    The National Organization for Rare Disorders (NORD) states that the severity of symptoms associated with trisomy X vary greatly between individuals, and about 90% of XXX females with remain undiagnosed throughout their life. Common characteristics include language-based learning difficulties, tall stature and low muscle tone.2
  • Klinefelter syndrome (47, XXY)
    IONA® Care is >99.99% accurate when detecting Klinefelter syndrome with a false positive rate of 0.01%. This means that for every 1000 tests that are reported as high risk for Klinefelter syndrome, 999 will be truly affected and only 1 would be a false positive.

    Klinefelter syndrome is a disorder that only affects males. Klinefelter syndrome occurs when a boy is born with an extra X chromosome (XXY). A male usually has one X and one
    Y chromosome but with Klinefelter, the male has 2 copies of chromosome X (XXY). IONA® Care is a screening test and false positive results can occur. Klinefelter’s syndrome is rare, affecting about 1 in every 600 males.

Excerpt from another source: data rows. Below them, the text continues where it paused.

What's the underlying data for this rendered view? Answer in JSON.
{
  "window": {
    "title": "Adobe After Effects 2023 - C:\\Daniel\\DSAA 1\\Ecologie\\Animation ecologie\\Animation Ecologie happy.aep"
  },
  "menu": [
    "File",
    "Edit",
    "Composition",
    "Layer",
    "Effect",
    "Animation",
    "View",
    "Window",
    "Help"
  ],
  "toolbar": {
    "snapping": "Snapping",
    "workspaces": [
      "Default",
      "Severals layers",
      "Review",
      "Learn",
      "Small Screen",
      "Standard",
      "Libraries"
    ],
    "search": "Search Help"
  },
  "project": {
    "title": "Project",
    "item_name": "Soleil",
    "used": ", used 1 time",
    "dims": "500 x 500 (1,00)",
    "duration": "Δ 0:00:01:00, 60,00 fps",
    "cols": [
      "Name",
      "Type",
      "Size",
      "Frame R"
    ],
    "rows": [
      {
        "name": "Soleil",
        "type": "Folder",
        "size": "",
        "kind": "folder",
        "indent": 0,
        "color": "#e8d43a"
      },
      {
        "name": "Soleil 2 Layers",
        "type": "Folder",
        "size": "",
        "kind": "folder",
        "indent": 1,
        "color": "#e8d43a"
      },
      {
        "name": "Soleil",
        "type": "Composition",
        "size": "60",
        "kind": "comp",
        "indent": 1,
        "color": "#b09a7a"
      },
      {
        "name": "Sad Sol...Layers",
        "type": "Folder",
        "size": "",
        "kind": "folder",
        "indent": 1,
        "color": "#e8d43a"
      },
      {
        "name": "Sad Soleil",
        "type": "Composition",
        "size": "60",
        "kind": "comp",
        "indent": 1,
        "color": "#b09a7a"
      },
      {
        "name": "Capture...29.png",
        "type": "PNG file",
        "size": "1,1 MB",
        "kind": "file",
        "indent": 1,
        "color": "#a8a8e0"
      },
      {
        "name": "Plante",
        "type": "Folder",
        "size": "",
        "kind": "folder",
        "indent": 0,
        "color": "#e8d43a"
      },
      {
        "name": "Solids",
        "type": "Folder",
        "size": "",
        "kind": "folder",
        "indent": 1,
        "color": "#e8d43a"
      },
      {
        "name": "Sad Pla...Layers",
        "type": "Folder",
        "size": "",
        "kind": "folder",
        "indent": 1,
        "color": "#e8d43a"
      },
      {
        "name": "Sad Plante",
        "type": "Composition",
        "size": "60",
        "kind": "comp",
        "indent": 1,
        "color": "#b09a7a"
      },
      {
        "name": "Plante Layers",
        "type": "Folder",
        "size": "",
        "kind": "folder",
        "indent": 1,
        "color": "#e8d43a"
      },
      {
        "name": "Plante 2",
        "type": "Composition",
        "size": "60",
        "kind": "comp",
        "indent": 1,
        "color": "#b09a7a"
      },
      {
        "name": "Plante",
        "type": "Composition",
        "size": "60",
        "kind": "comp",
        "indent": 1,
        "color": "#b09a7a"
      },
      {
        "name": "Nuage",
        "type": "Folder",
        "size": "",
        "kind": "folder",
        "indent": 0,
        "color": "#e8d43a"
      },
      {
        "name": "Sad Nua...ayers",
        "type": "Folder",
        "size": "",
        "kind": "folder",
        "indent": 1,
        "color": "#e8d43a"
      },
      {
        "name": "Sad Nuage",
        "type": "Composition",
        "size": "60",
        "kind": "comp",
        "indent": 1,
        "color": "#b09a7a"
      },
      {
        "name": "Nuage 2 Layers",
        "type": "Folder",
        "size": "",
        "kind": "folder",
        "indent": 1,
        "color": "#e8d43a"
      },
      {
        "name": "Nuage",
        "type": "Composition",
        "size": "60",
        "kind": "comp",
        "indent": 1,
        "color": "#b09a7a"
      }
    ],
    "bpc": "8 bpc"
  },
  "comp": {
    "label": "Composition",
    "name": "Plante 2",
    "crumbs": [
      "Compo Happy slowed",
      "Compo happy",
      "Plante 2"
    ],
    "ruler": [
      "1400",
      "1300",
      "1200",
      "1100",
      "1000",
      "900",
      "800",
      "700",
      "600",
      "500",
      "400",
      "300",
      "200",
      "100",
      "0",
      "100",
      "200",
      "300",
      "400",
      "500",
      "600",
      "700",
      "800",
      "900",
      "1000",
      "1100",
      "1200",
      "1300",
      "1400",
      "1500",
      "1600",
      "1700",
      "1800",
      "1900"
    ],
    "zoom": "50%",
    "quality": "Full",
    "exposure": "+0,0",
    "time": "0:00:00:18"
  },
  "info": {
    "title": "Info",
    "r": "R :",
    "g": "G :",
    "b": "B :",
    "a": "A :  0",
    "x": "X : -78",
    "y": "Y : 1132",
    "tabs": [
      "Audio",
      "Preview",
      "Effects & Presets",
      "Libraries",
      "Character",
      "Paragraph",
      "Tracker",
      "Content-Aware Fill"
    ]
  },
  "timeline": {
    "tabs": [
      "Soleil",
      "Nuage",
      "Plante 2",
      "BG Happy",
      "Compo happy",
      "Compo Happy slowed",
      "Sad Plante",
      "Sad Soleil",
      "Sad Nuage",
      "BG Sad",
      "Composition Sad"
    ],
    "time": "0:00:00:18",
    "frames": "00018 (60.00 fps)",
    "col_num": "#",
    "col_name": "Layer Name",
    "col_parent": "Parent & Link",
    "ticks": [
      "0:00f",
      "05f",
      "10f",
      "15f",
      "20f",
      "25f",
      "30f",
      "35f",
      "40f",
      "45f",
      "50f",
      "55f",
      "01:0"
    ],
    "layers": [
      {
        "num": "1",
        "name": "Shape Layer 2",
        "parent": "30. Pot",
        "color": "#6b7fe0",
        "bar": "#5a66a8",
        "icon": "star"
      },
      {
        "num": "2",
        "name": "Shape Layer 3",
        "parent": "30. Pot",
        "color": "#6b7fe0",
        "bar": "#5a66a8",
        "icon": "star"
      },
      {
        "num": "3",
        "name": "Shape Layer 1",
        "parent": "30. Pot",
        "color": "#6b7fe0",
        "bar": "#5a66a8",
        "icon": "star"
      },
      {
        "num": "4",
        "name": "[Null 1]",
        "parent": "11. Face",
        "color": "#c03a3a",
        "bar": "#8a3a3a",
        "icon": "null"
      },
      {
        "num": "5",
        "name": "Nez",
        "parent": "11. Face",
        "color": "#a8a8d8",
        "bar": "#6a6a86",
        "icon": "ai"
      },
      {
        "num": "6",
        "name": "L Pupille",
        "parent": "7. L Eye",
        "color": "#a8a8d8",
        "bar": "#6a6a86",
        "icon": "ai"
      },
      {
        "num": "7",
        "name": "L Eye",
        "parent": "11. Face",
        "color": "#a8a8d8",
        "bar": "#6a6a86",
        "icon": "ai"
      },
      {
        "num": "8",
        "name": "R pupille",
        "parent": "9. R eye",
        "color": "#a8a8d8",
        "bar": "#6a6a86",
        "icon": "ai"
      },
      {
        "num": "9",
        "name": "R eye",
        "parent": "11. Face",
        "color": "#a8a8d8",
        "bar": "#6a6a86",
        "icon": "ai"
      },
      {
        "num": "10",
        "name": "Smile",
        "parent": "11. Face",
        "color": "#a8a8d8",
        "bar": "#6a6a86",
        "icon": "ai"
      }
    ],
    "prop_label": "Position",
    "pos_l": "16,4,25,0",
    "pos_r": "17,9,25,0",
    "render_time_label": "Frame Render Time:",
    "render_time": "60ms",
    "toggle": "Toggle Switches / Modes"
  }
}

    Information provided by the NHS on Klinefelter syndrome states that males with Klinefelter often go undetected into adulthood, and sometimes throughout their life. Commonly seen symptoms include tall stature, incomplete puberty, infertility and behavioural problems such as impulsivity3
  • Jacobs syndrome (47, XYY)

    IONA® Care has a specificity of >99%. The specificity of a test is its ability to identify an individual who truly does not have a given disorder; in this case Jacobs syndrome. This means that for every 100 tests that are reported as low risk for Jacobs syndrome, 99 will be truly unaffected and only 1 would be a false negative.

    Jacobs syndrome is extremely rare. As such the accuracy of IONA® Care when testing for Jacobs syndrome has not been calculated, because no samples with the condition were available in the study dataset. It is expected however that the detection rate will be similar to that for other SCAs; around 99%. There is ongoing post-market surveillance to monitor the accuracy of the test and the statistics will be updated as more information becomes available.

    Jacobs syndrome is a rare chromosomal disorder that only affects males. Jacobs syndrome occurs where a boy is born with an extra Y chromosome. A male usually has one X and one Y chromosome but with Jacobs syndrome, the male has 2 copies of chromosome Y (XYY). IONA® Care is a screening test and false positive results can occur. Jacobs syndrome is rare, affecting about 1 in every 1,000 live births.

    NORD states that affected individuals are usually very tall, and many experience severe acne during adolescence. There may be challenges with learning difficulties, but these are often mild.4

Click here to view the full clinical validation dataset for IONA® Care

NIPT is a screening test

NIPT is a screening test and cannot be considered diagnostic. This means that although the test is highly accurate, it is still a screening test and requires follow up discussions with the healthcare provider. Further diagnostic testing may be required to confirm any findings.

Results should be discussed with the healthcare provider and considered alongside all other clinical information regarding the pregnancy, including the results of the ultrasound scan. Healthcare providers will discuss the most appropriate next steps with the pregnant woman, taking into account their personal wishes.

Diagnosis of SCAs is performed by karyotyping or other cytogenic methods, which can be carried out during pregnancy by either amniocentesis or chorionic villus sampling (CVS), or alternatively after the birth by taking a blood sample from the baby.

Pregnant women and their families can also opt for no further testing.

Who can have IONA® Care

How can I get an IONA® Care test?
I am a clinic / healthcare professional | I am a pregnant woman

1 https://www.nhs.uk/conditions/turner-syndrome
2 https://rarediseases.org/rare-diseases/trisomy-x
3 https://www.nhs.uk/conditions/klinefelters-syndrome
4 https://rarediseases.org/rare-diseases/xyy-syndrome